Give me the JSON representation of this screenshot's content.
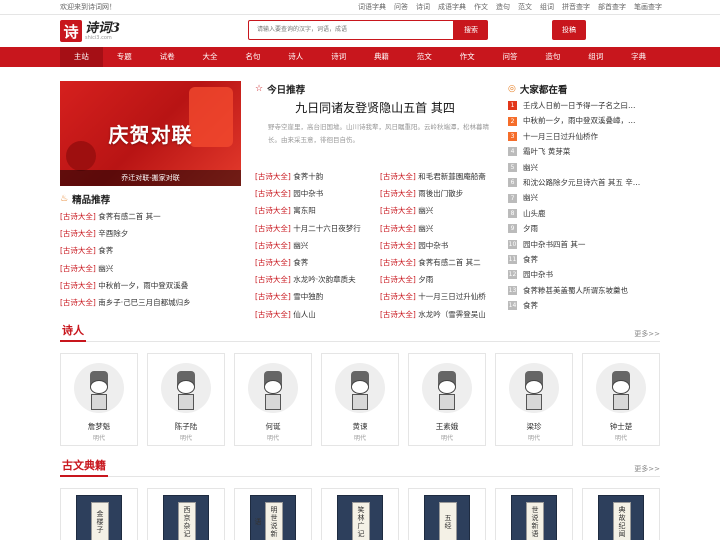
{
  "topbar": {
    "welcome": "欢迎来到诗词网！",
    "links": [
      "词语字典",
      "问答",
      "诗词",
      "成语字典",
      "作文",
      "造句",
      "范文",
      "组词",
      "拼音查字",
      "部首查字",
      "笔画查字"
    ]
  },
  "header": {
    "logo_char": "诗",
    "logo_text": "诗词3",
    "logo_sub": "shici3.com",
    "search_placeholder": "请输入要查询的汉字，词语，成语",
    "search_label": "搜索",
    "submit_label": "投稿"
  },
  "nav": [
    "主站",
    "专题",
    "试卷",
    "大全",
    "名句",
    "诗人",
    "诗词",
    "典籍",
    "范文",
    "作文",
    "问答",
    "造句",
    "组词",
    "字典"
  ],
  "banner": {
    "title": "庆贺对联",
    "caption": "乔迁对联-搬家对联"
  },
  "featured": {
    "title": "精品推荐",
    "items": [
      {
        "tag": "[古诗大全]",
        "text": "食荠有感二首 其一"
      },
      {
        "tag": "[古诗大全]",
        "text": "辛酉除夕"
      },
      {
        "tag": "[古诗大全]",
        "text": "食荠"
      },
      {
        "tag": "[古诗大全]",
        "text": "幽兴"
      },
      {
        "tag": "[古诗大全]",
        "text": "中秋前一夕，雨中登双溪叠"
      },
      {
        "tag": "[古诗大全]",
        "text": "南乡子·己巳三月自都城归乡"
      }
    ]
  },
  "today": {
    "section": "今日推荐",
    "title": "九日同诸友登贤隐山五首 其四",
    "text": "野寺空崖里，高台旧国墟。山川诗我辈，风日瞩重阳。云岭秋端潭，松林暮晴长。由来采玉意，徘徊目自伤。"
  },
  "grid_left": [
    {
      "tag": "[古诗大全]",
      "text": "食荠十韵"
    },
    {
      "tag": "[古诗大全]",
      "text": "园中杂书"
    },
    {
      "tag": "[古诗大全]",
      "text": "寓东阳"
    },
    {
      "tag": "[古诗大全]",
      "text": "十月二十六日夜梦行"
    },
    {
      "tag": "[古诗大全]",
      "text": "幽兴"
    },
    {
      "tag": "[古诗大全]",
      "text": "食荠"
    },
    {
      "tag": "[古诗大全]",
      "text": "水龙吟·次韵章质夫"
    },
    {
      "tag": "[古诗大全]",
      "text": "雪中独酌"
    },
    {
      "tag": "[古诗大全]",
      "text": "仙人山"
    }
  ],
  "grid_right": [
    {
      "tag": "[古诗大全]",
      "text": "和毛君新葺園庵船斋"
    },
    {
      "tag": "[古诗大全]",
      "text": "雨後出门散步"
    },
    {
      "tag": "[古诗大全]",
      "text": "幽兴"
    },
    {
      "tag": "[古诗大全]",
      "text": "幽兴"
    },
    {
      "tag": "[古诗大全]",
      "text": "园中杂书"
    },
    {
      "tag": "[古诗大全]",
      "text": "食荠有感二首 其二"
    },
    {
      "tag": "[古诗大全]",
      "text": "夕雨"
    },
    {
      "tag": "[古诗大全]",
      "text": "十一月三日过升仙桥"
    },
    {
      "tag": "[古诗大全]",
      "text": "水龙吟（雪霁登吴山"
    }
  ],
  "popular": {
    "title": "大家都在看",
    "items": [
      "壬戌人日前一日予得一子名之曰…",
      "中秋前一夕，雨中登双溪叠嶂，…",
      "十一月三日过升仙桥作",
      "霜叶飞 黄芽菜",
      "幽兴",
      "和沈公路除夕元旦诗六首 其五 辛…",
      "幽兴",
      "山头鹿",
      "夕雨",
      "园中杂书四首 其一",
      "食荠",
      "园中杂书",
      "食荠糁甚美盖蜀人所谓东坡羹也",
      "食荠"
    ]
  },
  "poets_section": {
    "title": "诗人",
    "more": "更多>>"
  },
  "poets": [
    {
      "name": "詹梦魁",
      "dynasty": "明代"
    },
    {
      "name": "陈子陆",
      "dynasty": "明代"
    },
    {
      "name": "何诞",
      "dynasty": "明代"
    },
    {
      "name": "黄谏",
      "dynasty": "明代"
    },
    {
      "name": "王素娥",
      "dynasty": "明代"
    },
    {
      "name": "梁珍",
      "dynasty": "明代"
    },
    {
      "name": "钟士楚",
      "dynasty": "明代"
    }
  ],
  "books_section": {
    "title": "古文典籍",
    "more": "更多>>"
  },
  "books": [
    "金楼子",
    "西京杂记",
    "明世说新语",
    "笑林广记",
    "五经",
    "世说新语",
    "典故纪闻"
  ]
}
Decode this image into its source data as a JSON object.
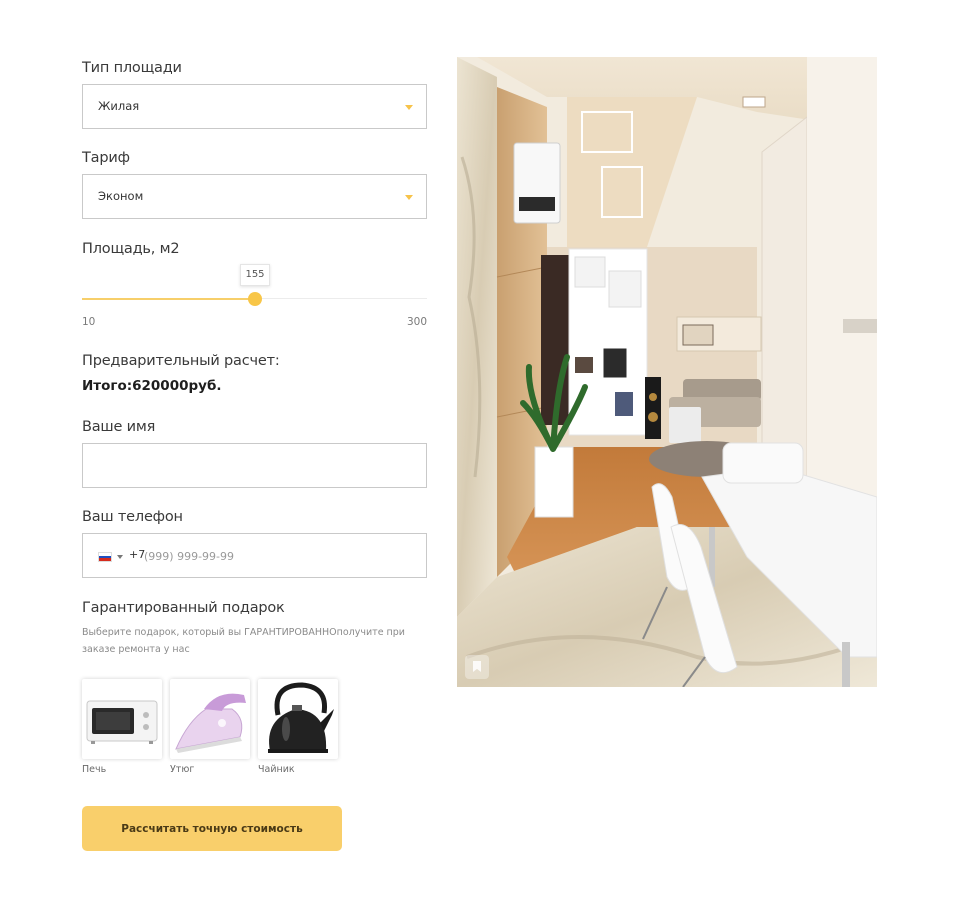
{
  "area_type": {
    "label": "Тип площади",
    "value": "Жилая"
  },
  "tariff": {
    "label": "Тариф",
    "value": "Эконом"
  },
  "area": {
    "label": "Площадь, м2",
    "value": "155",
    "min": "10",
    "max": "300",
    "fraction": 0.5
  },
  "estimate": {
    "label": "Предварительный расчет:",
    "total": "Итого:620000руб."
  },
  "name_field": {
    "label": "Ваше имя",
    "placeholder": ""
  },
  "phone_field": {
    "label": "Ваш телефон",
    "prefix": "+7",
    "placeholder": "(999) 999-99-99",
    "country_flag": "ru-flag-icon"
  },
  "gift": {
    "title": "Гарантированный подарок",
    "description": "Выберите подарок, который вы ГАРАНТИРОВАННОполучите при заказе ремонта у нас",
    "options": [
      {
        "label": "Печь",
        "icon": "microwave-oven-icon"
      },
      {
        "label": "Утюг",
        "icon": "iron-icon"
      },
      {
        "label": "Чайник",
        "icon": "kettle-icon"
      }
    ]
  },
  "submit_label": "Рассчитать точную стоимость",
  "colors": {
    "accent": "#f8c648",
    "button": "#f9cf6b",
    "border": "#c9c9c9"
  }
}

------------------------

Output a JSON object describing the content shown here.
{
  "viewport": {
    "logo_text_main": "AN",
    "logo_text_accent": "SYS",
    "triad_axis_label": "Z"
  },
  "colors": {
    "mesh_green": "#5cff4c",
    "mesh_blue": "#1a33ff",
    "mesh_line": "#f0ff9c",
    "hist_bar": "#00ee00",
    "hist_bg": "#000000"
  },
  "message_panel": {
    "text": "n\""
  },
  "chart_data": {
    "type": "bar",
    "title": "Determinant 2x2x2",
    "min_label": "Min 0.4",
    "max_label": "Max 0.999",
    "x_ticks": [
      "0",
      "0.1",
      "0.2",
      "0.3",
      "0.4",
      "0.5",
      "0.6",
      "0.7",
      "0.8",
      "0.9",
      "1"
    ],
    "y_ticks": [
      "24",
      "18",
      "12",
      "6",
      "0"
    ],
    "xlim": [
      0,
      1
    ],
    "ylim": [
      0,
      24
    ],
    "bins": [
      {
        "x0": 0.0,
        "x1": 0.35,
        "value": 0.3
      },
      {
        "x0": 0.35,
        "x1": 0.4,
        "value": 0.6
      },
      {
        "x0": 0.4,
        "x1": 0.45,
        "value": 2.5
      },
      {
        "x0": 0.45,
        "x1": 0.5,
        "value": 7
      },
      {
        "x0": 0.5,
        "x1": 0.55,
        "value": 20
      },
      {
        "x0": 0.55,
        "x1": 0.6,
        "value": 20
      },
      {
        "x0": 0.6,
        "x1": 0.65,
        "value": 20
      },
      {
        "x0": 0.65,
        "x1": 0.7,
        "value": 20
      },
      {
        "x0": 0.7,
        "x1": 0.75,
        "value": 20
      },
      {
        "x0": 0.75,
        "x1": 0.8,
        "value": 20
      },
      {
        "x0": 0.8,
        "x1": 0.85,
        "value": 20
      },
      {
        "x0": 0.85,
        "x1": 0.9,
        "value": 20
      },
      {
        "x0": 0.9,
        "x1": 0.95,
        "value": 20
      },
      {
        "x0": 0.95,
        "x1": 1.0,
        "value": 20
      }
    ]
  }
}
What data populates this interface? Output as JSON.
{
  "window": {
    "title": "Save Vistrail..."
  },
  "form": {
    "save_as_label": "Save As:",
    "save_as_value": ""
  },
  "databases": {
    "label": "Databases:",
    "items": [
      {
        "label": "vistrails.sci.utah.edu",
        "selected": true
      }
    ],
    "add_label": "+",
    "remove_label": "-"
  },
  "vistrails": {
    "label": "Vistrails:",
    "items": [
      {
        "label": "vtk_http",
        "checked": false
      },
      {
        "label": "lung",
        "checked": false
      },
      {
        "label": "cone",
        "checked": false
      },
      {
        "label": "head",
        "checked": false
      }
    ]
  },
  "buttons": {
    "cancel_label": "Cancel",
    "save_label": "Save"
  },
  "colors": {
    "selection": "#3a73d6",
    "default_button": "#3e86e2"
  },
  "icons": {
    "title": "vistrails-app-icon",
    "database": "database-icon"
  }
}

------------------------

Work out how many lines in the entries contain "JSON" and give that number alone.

Problem solution
4